Brian Stuard’s alma mater inducted him into its athletic Hall of Honor last month.
Maybe they should have waited a bit.
He certainly had to wait — for big-time success, that is. The ultimate success of being a PGA Tour champion thanks to Monday’s much-delayed, rain-saturated Zurich Classic of New Orleans.
Stuard set men’s golf team records at Oakland University in his native Michigan before staking his claim in professional golf.
He spent the better part of a decade paying his dues, working his way up. He started with two seasons on the Hooters Tour, sort of the off, off Broadway of golf circuits. Then it was off to the Web.com Tour, the Triple-A minors to the PGA Tour’s majors.
Stuard had some good finishes on both tours and made a comfortable living — he’d earned just over $4.7 million on both tours combined before Monday’s $1.26 million giant check (seriously, it’s pro golf, they get a giant check).
But victory and true consistency eluded him.
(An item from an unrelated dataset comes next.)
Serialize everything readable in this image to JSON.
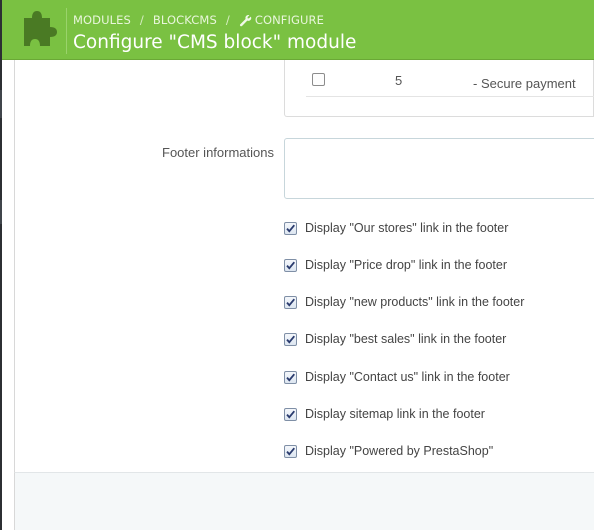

He got close to winning — with runner-up finishes in the Mayakoba Classic in Mexico in 2010 and 2014 — so he did what a lot of golfers do.
He changed his swing.
Stuard forced himself to start fading the ball left-to-right, abandoning the natural right-to-left draw he always played with. A fade typically means more control of the ball, and control is the professional golfer’s holy grail.
The results from Stuard’s swing changes weren’t disastrous, but they weren’t better. He finished 128th in FedEx Cup points and 133rd in earnings in 2014-15, a season after career bests of 51st in the FedEx Cup and 52nd in earnings with over $1.8 million.
“It didn’t really work,” Stuard said. “I just struggled all year finding any sort of control where the golf ball was doing. It’s not very fun to play that way.”
Finishing outside the 125 didn’t mean Stuard was relegated back to the Web.com Tour, but it did sort of leave him in limbo. Those who finish between Nos. 126-150 on the FedEx Cup points list are still on the PGA Tour but can’t always get into the tournaments they want to play because they rank down the priority list.
Once again, no control.
So Stuard went back to his right-to-left draw, though he did tinker with his putting game. Last week at the Texas Open in San Antonio, he took a flyer on a new putter, a “fang” styled stick with two wings sticking out the back of it.
If Dracula were on the PGA Tour, this is the putter he would use. And like Stuard on Monday, he’d wear all black.
The putter was a magic wand in the Zurich — Stuard was a remarkable 46-of-46 putting from 10 feet in at TPC Louisiana and didn’t make a single bogey in 54 holes.
Make that 56 holes, because there was a playoff between Stuard, Jamie Lovemark and Byeong-Hun An.
In the playoff, Stuard hooked his drive left of the 18th fairway on the second extra hole, leaving him with an awkward stance with his left foot in the bunker. If you hook into trouble, you have to hook out of trouble, and that’s what Stuard did, looping a shot out 171 yards short of the pin.
It set up the shot of his golfing life. Stuard drew a 7-iron, the ball flying low with a little right-to-left action, homing onto the pin like a heat-seeking missile. It checked up two feet short of the cup, while the poor unfortunate Lovemark was hacking his way to the green from a grassy gumbo way left by the grandstand. (An was eliminated the hole before.)
Two feet? Fang putter? Stuard could have made that one with a shovel — except for one detail.
His hands were shaking.
Those two feet changed the arc of Stuard’s career for the next two-plus seasons at least. He’s exempt on tour, meaning he can plan his schedule as he sees fit. A schedule that now includes invitations to The Players, the PGA Championship and next April’s Masters.
“He’s hard on himself,” fellow Michigander and touring pro Tom Gillis told The Detroit News after Stuard’s win. “Probably harder than he should be.
“He’s a good kid. All he ever wanted to do was this.”
Stuard was asked if his fellow pros will think of him differently when he finally shows up late to the next stop on the PGA Tour’s traveling road: the Wells Fargo Championship in Charlotte, North Carolina.
For certain he will think differently of himself.
“I’ve always been, I guess, a journeyman kind of player,” Stuard said. “Just always grinded it out. It’s just one of those things where you have the confidence to say, ‘One day, it’s going to be your time.’
“Fortunately, today was that day.”
A day, a win, Stuard couldn’t have drawn up any better.
Follow Scott Rabalais on Twitter,@RabalaisAdv.